Since I’ll soon be able to answer “yes” to that question, it might not be long before Ubuntu systems reappear on our shelves — and those of other system builders as well.

Via webupd8

Nokia N97 mini Gold Edition

Under the 18-karat gold plated exterior is the good old N97 mini. There’s absolutely no difference, except cosmetically, between the two versions.

The phone will include:

* 3.2 inch TFT LCD with a 360 x 640 pixel resolution
* GPS with A-GPS Support
* Bluetooth 2.0 with A2DP, USB 2.0
* 5 megapixel camera
* 8GB of on-board storage space
* External memory support (microSD) upto 16GB
* 3.5mm handsfree socket

The Nokia N97 mini Gold Edition will be available in Europe, the Middle East, Africa and Asia for 625 euro in the beginning of Q2 2010.

Motorola Devour

Motorola Devour Is Hard to Stomach

Motorola’s newest Android phone, the Devour, is pretty. Its sleek body, aluminum build and fun slidey screen practically yell, “Pick me up! Play with me!”

And the first thing you’ll want to play with is Devour’s screen. The sliding 3.1-inch LCD can trace its design inspiration back to the T-Mobile Sidekick. It may not open with a flamboyant 180-degree spin but it’s fun to flick up and feels sturdy — there’s no hint it will snap if you push it open too hard.

That said, the phone is a bit heavy and bulky. Dudes: If you’re trying to carry this 5.9-ounce brick around in a pant pocket, it could get awkward (sagging is so ’90s). And ladies: It definitely adds a little unnecessary weight and a lot of unnecessary bulk to the standard clutch. Translation? You’d be better off leaving this leviathan at home on a Saturday night.

Operating the phone is wrought with issues too. The touch-sensitive navigation pad (square button beneath the display) is finicky. Sometimes it slides through screens and icons with precision, and other times it gets stuck on an app and simply doesn’t work. The same holds true of the touchscreen: Movement is jumpy and sticky. After mere minutes of use, the finger sludge that built up on the screen was just plain gross. No part of us wanted to put it up to our face to make a call.

But we did make some calls, and the clarity was decent, albeit with a slight echo. The phone’s UI made navigating calls a breeze. Web browsing is also quick and efficient.

With Motoblur (a proprietary skin Motorola slaps on some of its Android devices) twitter feeds, e-mail and news can be displayed directly on the home screen. If the screen were larger than 3.1 inches, this might be a cool feature. But trying to read updates that appear at less than an inch wide verges on painful and could result in — get ready for it — blurred vision. Blur offers five screens for icons and customizable content, but moving content between screens is difficult because of the fussy touchscreen. There’s just way too much hassle when dragging and dropping icons.
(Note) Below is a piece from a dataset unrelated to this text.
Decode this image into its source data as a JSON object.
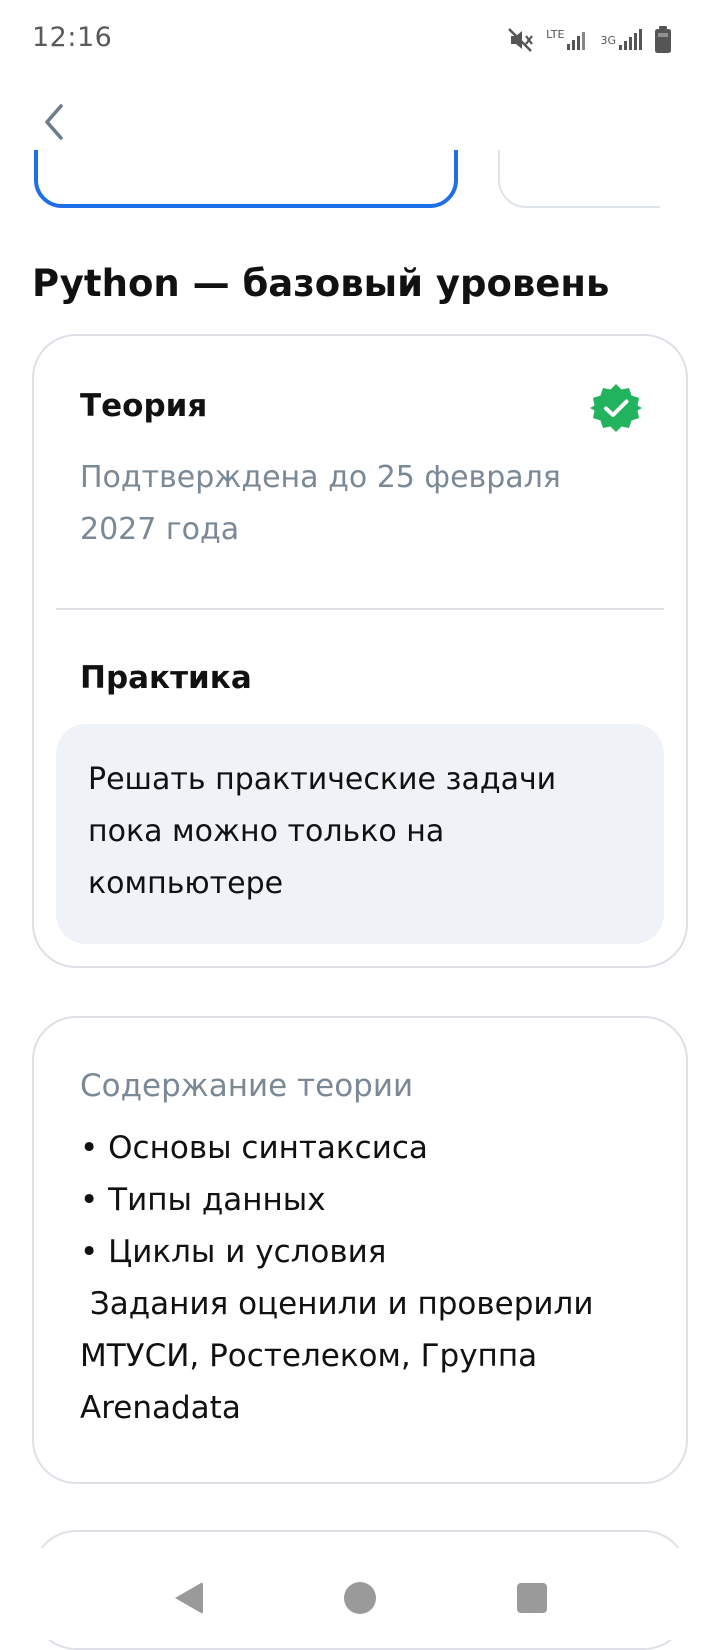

Devour has a QWERTY keyboard option (for when you tire of the miserable touchscreen), but despite its fairly large size, we found it hard to type on the keys. Pressing them down is difficult because the buttons are flush to the base. And the edges of the phone had a tendency to dig into fingers. Ouch!

This phone is not for the aspiring Annie Leibovitz. The 3-megapixel camera failed to take a decent picture; photos consistently appeared dim and unsaturated. There is a handy little button on the side for taking quick photos, but with such abysmal performance, we’d rather tote around a separate point-and-shoot.
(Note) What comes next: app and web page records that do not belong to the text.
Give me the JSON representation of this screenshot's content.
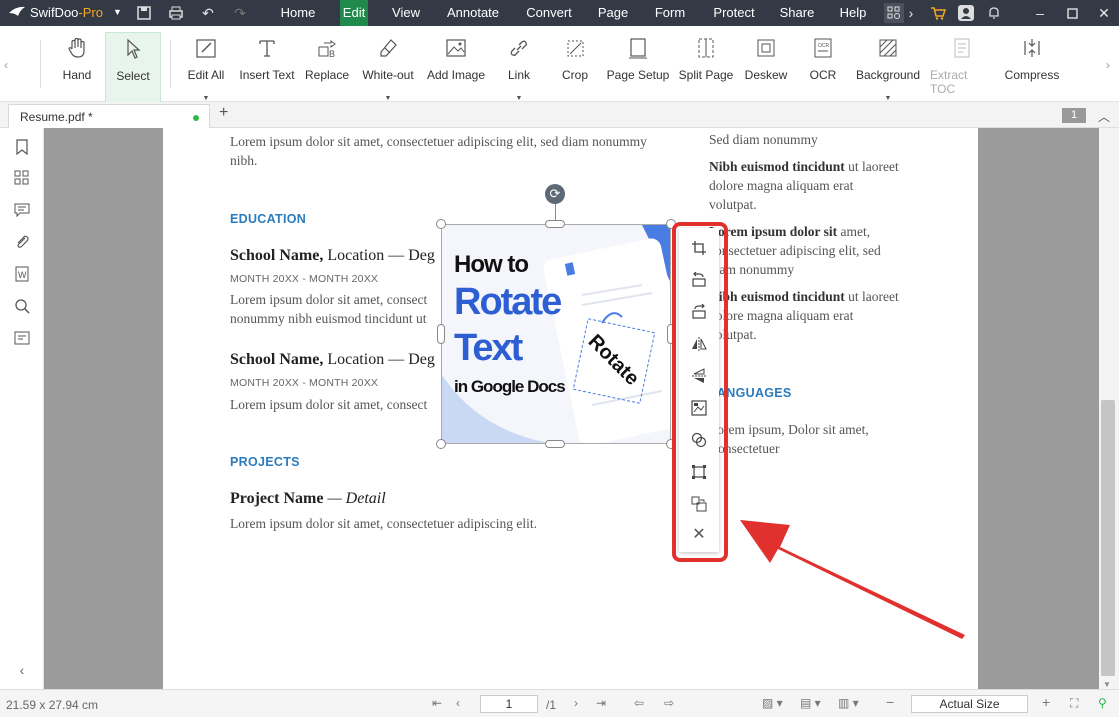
{
  "app": {
    "name_a": "SwifDoo",
    "name_b": "-Pro"
  },
  "menus": [
    "Home",
    "Edit",
    "View",
    "Annotate",
    "Convert",
    "Page",
    "Form",
    "Protect",
    "Share",
    "Help"
  ],
  "ribbon": [
    "Hand",
    "Select",
    "Edit All",
    "Insert Text",
    "Replace",
    "White-out",
    "Add Image",
    "Link",
    "Crop",
    "Page Setup",
    "Split Page",
    "Deskew",
    "OCR",
    "Background",
    "Extract TOC",
    "Compress"
  ],
  "tab": {
    "title": "Resume.pdf *"
  },
  "page_badge": "1",
  "doc": {
    "p1": "Lorem ipsum dolor sit amet, consectetuer adipiscing elit, sed diam nonummy nibh.",
    "education": "EDUCATION",
    "school1_a": "School Name,",
    "school1_b": " Location — Deg",
    "month1": "MONTH 20XX - MONTH 20XX",
    "school1_desc": "Lorem ipsum dolor sit amet, consect nonummy nibh euismod tincidunt ut",
    "school2_a": "School Name,",
    "school2_b": " Location — Deg",
    "month2": "MONTH 20XX - MONTH 20XX",
    "school2_desc": "Lorem ipsum dolor sit amet, consect",
    "projects": "PROJECTS",
    "project_a": "Project Name",
    "project_b": " — Detail",
    "project_desc": "Lorem ipsum dolor sit amet, consectetuer adipiscing elit.",
    "r1": "Sed diam nonummy",
    "r2_b": "Nibh euismod tincidunt",
    "r2": " ut laoreet dolore magna aliquam erat volutpat.",
    "r3_b": "Lorem ipsum dolor sit",
    "r3": " amet, consectetuer adipiscing elit, sed diam nonummy",
    "r4_b": "Nibh euismod tincidunt",
    "r4": " ut laoreet dolore magna aliquam erat volutpat.",
    "languages": "LANGUAGES",
    "r5": "Lorem ipsum, Dolor sit amet, Consectetuer"
  },
  "image": {
    "how": "How to",
    "rotate": "Rotate",
    "text": "Text",
    "in": "in Google Docs",
    "card": "Rotate"
  },
  "context_tools": [
    "crop-icon",
    "rotate-left-icon",
    "rotate-right-icon",
    "flip-horizontal-icon",
    "flip-vertical-icon",
    "replace-image-icon",
    "shapes-icon",
    "fit-icon",
    "extract-icon",
    "close-icon"
  ],
  "status": {
    "size": "21.59 x 27.94 cm",
    "page": "1",
    "total": "/1",
    "zoom": "Actual Size"
  },
  "colors": {
    "accent": "#1f8a4c",
    "titlebar": "#333a45",
    "heading": "#2b7bbd",
    "highlight": "#e0312e"
  }
}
Watching videos on the Devour is also severely crippled by that too-small screen. The speaker produces good volume and clarity, but squinting at choppy episode of Lost is just irritating.

As far as Android phones go, there are better choices out there — even from Moto. (The adept Droid leaps to mind.) The Devour, for all its outer beauty is ultimately just another pretty face without much substance behind it.

WIRED Slide-out screen is sturdy, satisfying. Easy aggregation of social networks. Attractive chassis and beautiful build materials.

TIRED Physical keyboard does not make up for atrocious touchscreen performance. Weakling camera. Good gravy, can someone get a crane to lift this heavy thing?

  • Manufacturer: Motorola
  • Price: $150 (with two-year contract)